Write out every record below exactly, so that nothing differs from what is shown.
++++ DATA
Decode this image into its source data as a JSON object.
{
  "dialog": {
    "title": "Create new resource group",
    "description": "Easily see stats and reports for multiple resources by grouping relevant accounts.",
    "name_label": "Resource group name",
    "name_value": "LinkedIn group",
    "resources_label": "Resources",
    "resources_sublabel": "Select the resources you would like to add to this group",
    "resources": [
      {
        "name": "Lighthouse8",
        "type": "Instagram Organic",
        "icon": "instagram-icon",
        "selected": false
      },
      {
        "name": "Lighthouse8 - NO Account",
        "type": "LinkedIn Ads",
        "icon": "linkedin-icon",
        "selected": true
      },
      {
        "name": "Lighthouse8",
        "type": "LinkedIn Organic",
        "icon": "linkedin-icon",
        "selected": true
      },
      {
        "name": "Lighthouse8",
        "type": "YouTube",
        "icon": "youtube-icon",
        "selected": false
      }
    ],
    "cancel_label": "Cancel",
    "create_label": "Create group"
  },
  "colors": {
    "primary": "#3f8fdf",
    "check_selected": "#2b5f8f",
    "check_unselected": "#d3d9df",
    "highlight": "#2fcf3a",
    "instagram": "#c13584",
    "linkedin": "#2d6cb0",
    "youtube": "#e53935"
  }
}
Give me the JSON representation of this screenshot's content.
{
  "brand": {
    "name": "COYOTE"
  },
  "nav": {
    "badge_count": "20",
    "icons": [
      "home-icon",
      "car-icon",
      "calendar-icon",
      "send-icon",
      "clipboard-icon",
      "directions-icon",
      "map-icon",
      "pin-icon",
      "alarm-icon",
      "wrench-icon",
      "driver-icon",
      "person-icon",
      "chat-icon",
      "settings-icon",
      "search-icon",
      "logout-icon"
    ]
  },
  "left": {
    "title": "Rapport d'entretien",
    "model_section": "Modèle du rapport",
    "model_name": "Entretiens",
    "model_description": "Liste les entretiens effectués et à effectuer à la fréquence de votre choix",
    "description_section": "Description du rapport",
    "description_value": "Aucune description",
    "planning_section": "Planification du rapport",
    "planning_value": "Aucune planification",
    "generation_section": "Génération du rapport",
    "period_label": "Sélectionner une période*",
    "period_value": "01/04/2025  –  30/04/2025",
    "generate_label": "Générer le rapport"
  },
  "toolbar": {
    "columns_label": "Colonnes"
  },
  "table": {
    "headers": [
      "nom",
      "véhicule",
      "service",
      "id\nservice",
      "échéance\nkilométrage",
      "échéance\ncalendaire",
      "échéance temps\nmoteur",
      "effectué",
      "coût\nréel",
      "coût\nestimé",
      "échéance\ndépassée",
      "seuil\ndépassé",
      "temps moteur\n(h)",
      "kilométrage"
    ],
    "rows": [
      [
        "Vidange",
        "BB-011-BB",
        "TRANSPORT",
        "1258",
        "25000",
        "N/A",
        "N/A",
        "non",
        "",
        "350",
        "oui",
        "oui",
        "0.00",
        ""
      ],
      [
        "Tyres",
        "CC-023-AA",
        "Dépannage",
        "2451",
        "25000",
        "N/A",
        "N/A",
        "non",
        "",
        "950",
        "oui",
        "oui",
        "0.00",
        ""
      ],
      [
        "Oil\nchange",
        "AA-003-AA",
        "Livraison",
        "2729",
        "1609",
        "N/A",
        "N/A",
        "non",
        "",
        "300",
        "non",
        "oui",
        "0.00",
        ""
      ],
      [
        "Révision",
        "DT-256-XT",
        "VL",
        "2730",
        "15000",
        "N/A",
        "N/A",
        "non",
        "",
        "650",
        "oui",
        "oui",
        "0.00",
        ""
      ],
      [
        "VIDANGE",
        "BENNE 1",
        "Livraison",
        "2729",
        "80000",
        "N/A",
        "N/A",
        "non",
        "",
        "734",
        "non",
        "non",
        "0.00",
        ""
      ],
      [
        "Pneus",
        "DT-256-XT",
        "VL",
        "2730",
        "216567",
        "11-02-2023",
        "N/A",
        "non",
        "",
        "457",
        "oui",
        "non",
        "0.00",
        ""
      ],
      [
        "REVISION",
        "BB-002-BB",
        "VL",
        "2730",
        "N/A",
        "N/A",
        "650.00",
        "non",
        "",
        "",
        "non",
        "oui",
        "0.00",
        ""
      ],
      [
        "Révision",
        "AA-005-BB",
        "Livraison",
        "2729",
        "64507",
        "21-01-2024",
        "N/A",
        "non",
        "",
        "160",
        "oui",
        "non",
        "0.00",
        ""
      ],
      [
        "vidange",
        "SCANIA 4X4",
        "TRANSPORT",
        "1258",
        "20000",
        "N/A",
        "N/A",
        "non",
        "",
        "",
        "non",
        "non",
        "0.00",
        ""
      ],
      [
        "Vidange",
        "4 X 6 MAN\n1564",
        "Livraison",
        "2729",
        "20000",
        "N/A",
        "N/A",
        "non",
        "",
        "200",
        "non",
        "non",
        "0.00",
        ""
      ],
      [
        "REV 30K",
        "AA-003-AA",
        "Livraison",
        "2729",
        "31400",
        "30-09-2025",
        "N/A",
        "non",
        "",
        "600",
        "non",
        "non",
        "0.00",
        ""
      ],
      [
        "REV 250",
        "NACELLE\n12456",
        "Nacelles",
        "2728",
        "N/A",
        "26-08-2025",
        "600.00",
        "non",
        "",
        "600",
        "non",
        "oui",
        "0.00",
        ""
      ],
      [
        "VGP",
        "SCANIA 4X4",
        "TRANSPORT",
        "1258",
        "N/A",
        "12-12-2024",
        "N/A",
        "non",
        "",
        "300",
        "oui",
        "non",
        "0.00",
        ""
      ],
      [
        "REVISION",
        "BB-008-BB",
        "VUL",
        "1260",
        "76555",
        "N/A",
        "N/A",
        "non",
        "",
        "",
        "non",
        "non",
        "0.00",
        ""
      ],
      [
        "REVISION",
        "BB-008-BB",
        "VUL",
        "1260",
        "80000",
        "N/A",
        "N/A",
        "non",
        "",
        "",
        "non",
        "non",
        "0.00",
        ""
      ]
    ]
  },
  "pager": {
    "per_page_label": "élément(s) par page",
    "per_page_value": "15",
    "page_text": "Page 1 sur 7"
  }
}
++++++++
### OUTPUT FOR THIS EXERCISE
Decode this image into its source data as a JSON object.
{
  "dialog": {
    "title": "Create new resource group",
    "description": "Easily see stats and reports for multiple resources by grouping relevant accounts.",
    "name_label": "Resource group name",
    "name_value": "LinkedIn group",
    "resources_label": "Resources",
    "resources_sublabel": "Select the resources you would like to add to this group",
    "resources": [
      {
        "name": "Lighthouse8",
        "type": "Instagram Organic",
        "icon": "instagram-icon",
        "selected": false
      },
      {
        "name": "Lighthouse8 - NO Account",
        "type": "LinkedIn Ads",
        "icon": "linkedin-icon",
        "selected": true
      },
      {
        "name": "Lighthouse8",
        "type": "LinkedIn Organic",
        "icon": "linkedin-icon",
        "selected": true
      },
      {
        "name": "Lighthouse8",
        "type": "YouTube",
        "icon": "youtube-icon",
        "selected": false
      }
    ],
    "cancel_label": "Cancel",
    "create_label": "Create group"
  },
  "colors": {
    "primary": "#3f8fdf",
    "check_selected": "#2b5f8f",
    "check_unselected": "#d3d9df",
    "highlight": "#2fcf3a",
    "instagram": "#c13584",
    "linkedin": "#2d6cb0",
    "youtube": "#e53935"
  }
}
Give me the JSON representation of this screenshot's content.
{
  "brand": {
    "name": "COYOTE"
  },
  "nav": {
    "badge_count": "20",
    "icons": [
      "home-icon",
      "car-icon",
      "calendar-icon",
      "send-icon",
      "clipboard-icon",
      "directions-icon",
      "map-icon",
      "pin-icon",
      "alarm-icon",
      "wrench-icon",
      "driver-icon",
      "person-icon",
      "chat-icon",
      "settings-icon",
      "search-icon",
      "logout-icon"
    ]
  },
  "left": {
    "title": "Rapport d'entretien",
    "model_section": "Modèle du rapport",
    "model_name": "Entretiens",
    "model_description": "Liste les entretiens effectués et à effectuer à la fréquence de votre choix",
    "description_section": "Description du rapport",
    "description_value": "Aucune description",
    "planning_section": "Planification du rapport",
    "planning_value": "Aucune planification",
    "generation_section": "Génération du rapport",
    "period_label": "Sélectionner une période*",
    "period_value": "01/04/2025  –  30/04/2025",
    "generate_label": "Générer le rapport"
  },
  "toolbar": {
    "columns_label": "Colonnes"
  },
  "table": {
    "headers": [
      "nom",
      "véhicule",
      "service",
      "id\nservice",
      "échéance\nkilométrage",
      "échéance\ncalendaire",
      "échéance temps\nmoteur",
      "effectué",
      "coût\nréel",
      "coût\nestimé",
      "échéance\ndépassée",
      "seuil\ndépassé",
      "temps moteur\n(h)",
      "kilométrage"
    ],
    "rows": [
      [
        "Vidange",
        "BB-011-BB",
        "TRANSPORT",
        "1258",
        "25000",
        "N/A",
        "N/A",
        "non",
        "",
        "350",
        "oui",
        "oui",
        "0.00",
        ""
      ],
      [
        "Tyres",
        "CC-023-AA",
        "Dépannage",
        "2451",
        "25000",
        "N/A",
        "N/A",
        "non",
        "",
        "950",
        "oui",
        "oui",
        "0.00",
        ""
      ],
      [
        "Oil\nchange",
        "AA-003-AA",
        "Livraison",
        "2729",
        "1609",
        "N/A",
        "N/A",
        "non",
        "",
        "300",
        "non",
        "oui",
        "0.00",
        ""
      ],
      [
        "Révision",
        "DT-256-XT",
        "VL",
        "2730",
        "15000",
        "N/A",
        "N/A",
        "non",
        "",
        "650",
        "oui",
        "oui",
        "0.00",
        ""
      ],
      [
        "VIDANGE",
        "BENNE 1",
        "Livraison",
        "2729",
        "80000",
        "N/A",
        "N/A",
        "non",
        "",
        "734",
        "non",
        "non",
        "0.00",
        ""
      ],
      [
        "Pneus",
        "DT-256-XT",
        "VL",
        "2730",
        "216567",
        "11-02-2023",
        "N/A",
        "non",
        "",
        "457",
        "oui",
        "non",
        "0.00",
        ""
      ],
      [
        "REVISION",
        "BB-002-BB",
        "VL",
        "2730",
        "N/A",
        "N/A",
        "650.00",
        "non",
        "",
        "",
        "non",
        "oui",
        "0.00",
        ""
      ],
      [
        "Révision",
        "AA-005-BB",
        "Livraison",
        "2729",
        "64507",
        "21-01-2024",
        "N/A",
        "non",
        "",
        "160",
        "oui",
        "non",
        "0.00",
        ""
      ],
      [
        "vidange",
        "SCANIA 4X4",
        "TRANSPORT",
        "1258",
        "20000",
        "N/A",
        "N/A",
        "non",
        "",
        "",
        "non",
        "non",
        "0.00",
        ""
      ],
      [
        "Vidange",
        "4 X 6 MAN\n1564",
        "Livraison",
        "2729",
        "20000",
        "N/A",
        "N/A",
        "non",
        "",
        "200",
        "non",
        "non",
        "0.00",
        ""
      ],
      [
        "REV 30K",
        "AA-003-AA",
        "Livraison",
        "2729",
        "31400",
        "30-09-2025",
        "N/A",
        "non",
        "",
        "600",
        "non",
        "non",
        "0.00",
        ""
      ],
      [
        "REV 250",
        "NACELLE\n12456",
        "Nacelles",
        "2728",
        "N/A",
        "26-08-2025",
        "600.00",
        "non",
        "",
        "600",
        "non",
        "oui",
        "0.00",
        ""
      ],
      [
        "VGP",
        "SCANIA 4X4",
        "TRANSPORT",
        "1258",
        "N/A",
        "12-12-2024",
        "N/A",
        "non",
        "",
        "300",
        "oui",
        "non",
        "0.00",
        ""
      ],
      [
        "REVISION",
        "BB-008-BB",
        "VUL",
        "1260",
        "76555",
        "N/A",
        "N/A",
        "non",
        "",
        "",
        "non",
        "non",
        "0.00",
        ""
      ],
      [
        "REVISION",
        "BB-008-BB",
        "VUL",
        "1260",
        "80000",
        "N/A",
        "N/A",
        "non",
        "",
        "",
        "non",
        "non",
        "0.00",
        ""
      ]
    ]
  },
  "pager": {
    "per_page_label": "élément(s) par page",
    "per_page_value": "15",
    "page_text": "Page 1 sur 7"
  }
}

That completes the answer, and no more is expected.